Like most firms, LEO A DALY still faces an onslaught of phishing attempts, but its systems and people are able to stop them from progressing. Just recently, employees received text messages and emails purportedly from a company president. Multiple recipients questioned their legitimacy and reported them to IT. “They could have also hit the phishing alert button,” Held adds.

All the steps the firm has taken have moved it along the path toward zero trust, a holistic security mindset. One aspect of zero trust is least-privilege access. “You don’t have to open the door so wide that criminals can squeeze through along with your own people,” says Jim Taylor, chief product officer at RSA Security. “Only give people access to things that they need.”

Another component is no implied trust — always validate. “In the old world, where we could put a firewall up, we built a moat and a fence, we had a perimeter,” explains Taylor. “That doesn’t exist in the modern world. We all access Software as a Service. You can’t build a wall around the world. The criminals are on the inside. So, identify what’s important and secure those assets.”

The industry is moving in the right direction, Taylor adds. “I can honestly say, hand on heart, that this is one of the most exciting times in security,” he says. “It’s always been, ‘Oh, we’ll get to it. Security’s really important,’ but it’s No. 5 on the list. Companies are taking it seriously now.”

READ MORE: Find out what tools you need to build a zero-trust environment.

Lean on Cybersecurity Professionals For Help

The ransomware attack could have gone very differently for BCU. The vulnerability came from a phone vendor that leveraged Kaseya. BCU could have lost its phone system indefinitely, a significant blow to any financial institution, Jauregui says.

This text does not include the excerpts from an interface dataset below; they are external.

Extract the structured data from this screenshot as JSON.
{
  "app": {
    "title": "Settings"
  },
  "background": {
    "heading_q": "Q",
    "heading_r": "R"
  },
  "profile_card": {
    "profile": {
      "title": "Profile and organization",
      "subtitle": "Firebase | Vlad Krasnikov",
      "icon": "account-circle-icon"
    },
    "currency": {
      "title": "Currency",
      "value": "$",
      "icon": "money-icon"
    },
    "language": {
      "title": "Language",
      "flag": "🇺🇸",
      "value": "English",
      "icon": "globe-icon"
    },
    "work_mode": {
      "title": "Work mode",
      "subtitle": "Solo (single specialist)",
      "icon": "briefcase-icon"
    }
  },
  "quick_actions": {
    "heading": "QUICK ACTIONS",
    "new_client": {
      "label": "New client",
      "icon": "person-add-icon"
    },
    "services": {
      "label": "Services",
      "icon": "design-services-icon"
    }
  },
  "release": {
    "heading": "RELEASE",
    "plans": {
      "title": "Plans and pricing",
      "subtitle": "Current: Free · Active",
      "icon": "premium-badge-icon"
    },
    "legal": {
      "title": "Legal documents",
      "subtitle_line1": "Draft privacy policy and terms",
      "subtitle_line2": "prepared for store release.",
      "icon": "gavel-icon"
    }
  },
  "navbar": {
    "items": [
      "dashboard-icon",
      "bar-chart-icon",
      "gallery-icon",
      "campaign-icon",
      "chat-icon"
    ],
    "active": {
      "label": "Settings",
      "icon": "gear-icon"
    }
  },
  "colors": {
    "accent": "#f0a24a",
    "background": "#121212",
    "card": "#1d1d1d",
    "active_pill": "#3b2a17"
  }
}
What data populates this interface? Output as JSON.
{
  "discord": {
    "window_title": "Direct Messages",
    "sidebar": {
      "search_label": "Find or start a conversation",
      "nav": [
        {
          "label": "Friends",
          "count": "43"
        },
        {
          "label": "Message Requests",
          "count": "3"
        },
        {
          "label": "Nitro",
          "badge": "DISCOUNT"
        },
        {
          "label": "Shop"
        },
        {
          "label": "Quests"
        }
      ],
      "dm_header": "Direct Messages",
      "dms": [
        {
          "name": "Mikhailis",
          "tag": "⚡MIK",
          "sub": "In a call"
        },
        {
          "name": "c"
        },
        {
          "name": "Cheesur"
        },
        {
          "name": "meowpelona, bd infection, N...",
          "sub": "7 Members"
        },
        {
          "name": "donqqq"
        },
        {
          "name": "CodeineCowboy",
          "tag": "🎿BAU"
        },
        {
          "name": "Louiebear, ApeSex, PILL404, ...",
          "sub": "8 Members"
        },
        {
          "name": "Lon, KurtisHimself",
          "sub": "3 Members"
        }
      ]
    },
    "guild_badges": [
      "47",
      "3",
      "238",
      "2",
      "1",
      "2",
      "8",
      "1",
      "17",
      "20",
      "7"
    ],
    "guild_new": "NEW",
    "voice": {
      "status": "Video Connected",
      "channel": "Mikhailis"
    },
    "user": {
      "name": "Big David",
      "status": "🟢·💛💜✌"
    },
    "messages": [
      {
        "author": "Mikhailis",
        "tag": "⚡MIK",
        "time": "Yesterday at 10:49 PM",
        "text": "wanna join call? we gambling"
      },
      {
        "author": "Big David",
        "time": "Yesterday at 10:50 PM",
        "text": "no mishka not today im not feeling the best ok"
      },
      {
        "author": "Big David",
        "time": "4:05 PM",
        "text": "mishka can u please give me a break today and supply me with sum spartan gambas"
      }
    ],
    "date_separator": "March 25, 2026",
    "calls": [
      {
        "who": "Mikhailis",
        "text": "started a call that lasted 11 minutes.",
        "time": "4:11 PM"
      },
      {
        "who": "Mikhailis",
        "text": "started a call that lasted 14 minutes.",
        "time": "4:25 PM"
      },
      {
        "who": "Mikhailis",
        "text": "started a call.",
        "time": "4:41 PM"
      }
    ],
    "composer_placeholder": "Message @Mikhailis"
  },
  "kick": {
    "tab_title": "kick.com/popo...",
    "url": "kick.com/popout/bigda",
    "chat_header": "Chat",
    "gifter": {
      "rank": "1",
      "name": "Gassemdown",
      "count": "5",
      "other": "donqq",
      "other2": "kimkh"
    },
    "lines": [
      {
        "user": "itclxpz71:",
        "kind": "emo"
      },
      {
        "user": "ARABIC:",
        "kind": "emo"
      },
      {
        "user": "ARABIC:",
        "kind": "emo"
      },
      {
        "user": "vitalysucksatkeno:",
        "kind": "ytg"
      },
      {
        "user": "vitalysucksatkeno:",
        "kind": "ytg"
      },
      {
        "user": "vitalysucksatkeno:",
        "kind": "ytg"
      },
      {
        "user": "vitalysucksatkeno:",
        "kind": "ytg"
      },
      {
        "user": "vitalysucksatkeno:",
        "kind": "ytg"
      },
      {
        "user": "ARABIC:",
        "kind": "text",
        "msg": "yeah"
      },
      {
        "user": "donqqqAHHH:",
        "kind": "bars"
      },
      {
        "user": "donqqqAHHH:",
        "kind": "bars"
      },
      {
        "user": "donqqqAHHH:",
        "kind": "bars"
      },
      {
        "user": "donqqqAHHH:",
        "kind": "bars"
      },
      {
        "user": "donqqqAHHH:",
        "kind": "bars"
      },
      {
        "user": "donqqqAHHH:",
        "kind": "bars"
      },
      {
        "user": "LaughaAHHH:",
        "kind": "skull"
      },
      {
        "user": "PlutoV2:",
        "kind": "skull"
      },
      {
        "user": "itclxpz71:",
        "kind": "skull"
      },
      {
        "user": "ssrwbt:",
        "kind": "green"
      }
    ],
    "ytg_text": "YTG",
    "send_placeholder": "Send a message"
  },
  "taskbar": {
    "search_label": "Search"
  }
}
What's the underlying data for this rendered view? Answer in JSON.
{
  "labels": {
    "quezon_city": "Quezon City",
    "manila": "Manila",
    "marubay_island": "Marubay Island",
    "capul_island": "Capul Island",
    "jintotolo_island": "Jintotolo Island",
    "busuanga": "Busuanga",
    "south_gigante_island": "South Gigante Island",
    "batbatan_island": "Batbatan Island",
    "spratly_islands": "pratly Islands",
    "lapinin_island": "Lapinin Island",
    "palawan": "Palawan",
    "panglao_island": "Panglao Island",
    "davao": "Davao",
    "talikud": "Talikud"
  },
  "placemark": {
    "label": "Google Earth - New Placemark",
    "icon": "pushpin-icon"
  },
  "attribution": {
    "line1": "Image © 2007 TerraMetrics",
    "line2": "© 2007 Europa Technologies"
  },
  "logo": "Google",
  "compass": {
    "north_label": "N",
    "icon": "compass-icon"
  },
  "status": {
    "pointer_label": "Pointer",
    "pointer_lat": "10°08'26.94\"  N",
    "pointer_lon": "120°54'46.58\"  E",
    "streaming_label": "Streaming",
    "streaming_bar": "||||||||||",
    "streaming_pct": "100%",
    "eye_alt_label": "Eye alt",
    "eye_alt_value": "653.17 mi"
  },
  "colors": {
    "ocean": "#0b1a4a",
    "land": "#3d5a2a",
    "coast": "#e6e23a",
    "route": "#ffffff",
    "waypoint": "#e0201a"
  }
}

He was brought in to help guard against such threats. He started in February 2020, one month before the COVID-19 pandemic hit. The company already had CrowdStrike, which eased his mind, but with only four people on his team, two of whom were new to cybersecurity, he needed help. In addition to growing the team — he now has 10 team members — he suggested…